So focus on the key skills and experience you have that they are looking for, ensuring you refer back to the job ad or description and person specification. Back these up with figures/examples (but not the same ones you’ve included on your CV) and be succinct.
4) Being informal
This is particularly an issue when writing a cover email rather than a letter. Either is acceptable and if not stated in the job advert, it is your choice. You can copy your letter into the body of an email and attach your CV, or write a short email and attach your letter and CV (remember to attach the files!).
Whichever option you choose, keep it professional. Don’t start out with “Hi”, use text speak or abbreviations, or add emojis 😊.
If you email a recruiter or employer, make your email is appropriate (not something like firstname.lastname@example.org), professional and not your current work address. You could set up an email purely for your job search.

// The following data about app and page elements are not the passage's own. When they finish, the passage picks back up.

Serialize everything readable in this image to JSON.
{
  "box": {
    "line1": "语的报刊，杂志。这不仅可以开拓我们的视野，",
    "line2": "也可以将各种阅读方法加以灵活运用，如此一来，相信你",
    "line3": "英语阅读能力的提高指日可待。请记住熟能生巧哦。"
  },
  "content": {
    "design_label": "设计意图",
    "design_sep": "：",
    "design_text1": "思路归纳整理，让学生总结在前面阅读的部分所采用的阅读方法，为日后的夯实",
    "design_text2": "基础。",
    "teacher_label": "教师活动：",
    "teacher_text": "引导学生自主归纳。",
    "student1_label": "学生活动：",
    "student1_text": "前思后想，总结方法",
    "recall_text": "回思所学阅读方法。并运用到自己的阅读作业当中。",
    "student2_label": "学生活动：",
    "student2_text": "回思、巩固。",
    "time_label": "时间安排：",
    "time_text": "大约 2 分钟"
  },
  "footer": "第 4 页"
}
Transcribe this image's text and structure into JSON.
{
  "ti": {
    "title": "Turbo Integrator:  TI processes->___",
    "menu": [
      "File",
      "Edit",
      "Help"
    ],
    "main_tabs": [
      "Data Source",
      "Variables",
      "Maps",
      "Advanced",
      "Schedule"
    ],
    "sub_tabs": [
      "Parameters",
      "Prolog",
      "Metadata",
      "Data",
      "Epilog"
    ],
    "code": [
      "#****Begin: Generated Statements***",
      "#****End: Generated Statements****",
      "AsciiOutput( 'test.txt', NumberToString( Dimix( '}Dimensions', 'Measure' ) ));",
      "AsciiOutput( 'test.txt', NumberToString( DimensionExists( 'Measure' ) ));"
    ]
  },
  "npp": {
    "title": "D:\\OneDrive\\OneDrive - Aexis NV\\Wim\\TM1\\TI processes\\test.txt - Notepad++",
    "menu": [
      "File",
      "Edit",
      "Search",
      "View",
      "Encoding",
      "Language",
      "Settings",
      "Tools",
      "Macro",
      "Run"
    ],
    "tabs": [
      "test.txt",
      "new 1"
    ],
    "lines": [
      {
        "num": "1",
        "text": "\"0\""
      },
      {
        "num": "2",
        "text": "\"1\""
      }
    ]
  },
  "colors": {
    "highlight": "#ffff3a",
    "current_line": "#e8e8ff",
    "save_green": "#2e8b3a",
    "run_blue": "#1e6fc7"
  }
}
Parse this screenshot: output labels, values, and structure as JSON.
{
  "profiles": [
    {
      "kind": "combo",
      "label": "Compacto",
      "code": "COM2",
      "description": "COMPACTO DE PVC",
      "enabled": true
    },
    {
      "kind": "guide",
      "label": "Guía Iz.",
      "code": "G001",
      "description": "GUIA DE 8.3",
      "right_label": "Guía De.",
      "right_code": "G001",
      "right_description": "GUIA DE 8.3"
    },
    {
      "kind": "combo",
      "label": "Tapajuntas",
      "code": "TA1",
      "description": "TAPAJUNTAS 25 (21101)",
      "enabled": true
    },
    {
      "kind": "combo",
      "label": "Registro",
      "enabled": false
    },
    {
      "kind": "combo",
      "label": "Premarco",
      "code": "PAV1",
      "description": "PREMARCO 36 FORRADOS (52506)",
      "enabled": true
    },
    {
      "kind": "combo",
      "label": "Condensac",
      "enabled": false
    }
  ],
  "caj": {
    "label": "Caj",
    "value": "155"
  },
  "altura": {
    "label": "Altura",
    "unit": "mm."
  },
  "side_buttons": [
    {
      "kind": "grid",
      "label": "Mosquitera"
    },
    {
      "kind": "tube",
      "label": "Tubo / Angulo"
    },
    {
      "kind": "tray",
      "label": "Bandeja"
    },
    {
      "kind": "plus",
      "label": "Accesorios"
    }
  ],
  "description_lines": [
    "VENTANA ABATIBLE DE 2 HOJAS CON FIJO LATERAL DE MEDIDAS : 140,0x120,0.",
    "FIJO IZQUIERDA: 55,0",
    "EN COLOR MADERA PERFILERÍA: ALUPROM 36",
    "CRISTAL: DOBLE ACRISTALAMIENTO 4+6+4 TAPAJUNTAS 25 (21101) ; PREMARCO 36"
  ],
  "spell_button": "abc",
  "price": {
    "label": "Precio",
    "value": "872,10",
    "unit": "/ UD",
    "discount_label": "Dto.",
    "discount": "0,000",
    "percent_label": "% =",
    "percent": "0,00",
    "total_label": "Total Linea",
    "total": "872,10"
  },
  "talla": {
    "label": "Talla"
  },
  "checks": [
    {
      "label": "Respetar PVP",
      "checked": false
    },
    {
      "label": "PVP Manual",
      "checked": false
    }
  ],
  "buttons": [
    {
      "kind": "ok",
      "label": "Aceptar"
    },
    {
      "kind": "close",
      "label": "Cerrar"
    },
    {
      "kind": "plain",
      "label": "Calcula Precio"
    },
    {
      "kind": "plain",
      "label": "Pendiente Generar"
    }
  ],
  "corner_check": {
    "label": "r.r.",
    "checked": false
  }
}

Always check out the company prior to sending your CV with personal details on – keep ID fraud in mind.
5) Being boring
A cover letter gives you more freedom to show more of your personality than a CV. Making your letter stand out from the crowd is a good thing, but don’t go over the top.
6) Being desperate
Don’t be overly friendly. Keep it professional and ensure you sound enthusiastic, without begging for a role. For example, “I really need this role because…”
You can sound enthusiastic without going overboard. For example, “I am a big fan of xxx company, having seen your success in introducing xxx product into the market.”
Last on the list, but very important – avoid any spelling and grammatical errors.
Don’t rely on spellcheck. Proofread, proofread again after a night’s sleep, ask a few people to read through your CV, then read it again.
You don’t want to end up saying you are seeking a party-time role or are currently a senior manger do you?
Ready to write your cover letter?
Now you can identify some of the typical errors and know how to avoid them.
Spending time on your letter is as important as the time you spend writing your CV. Remember, a well written letter will ensure you stand out from the crowd and it will open doors for you.
Read more CV and cover letter advice
Need more tips to help you produce a CV and cover letter that will win you the job? We recommend reading these articles:
- Computer says no: is ATS rejecting your CV before a human even sees it?
- Four reasons why you should never write your own CV
- How to explain a career gap in your CV
- What should you include in your CV?
Laura Harmsworth is an experienced HR professional with over six years’ experience in writing CVs that open doors for people. Find out more about her services at Caversham CV Writing.
Photo by Trent Szmolnik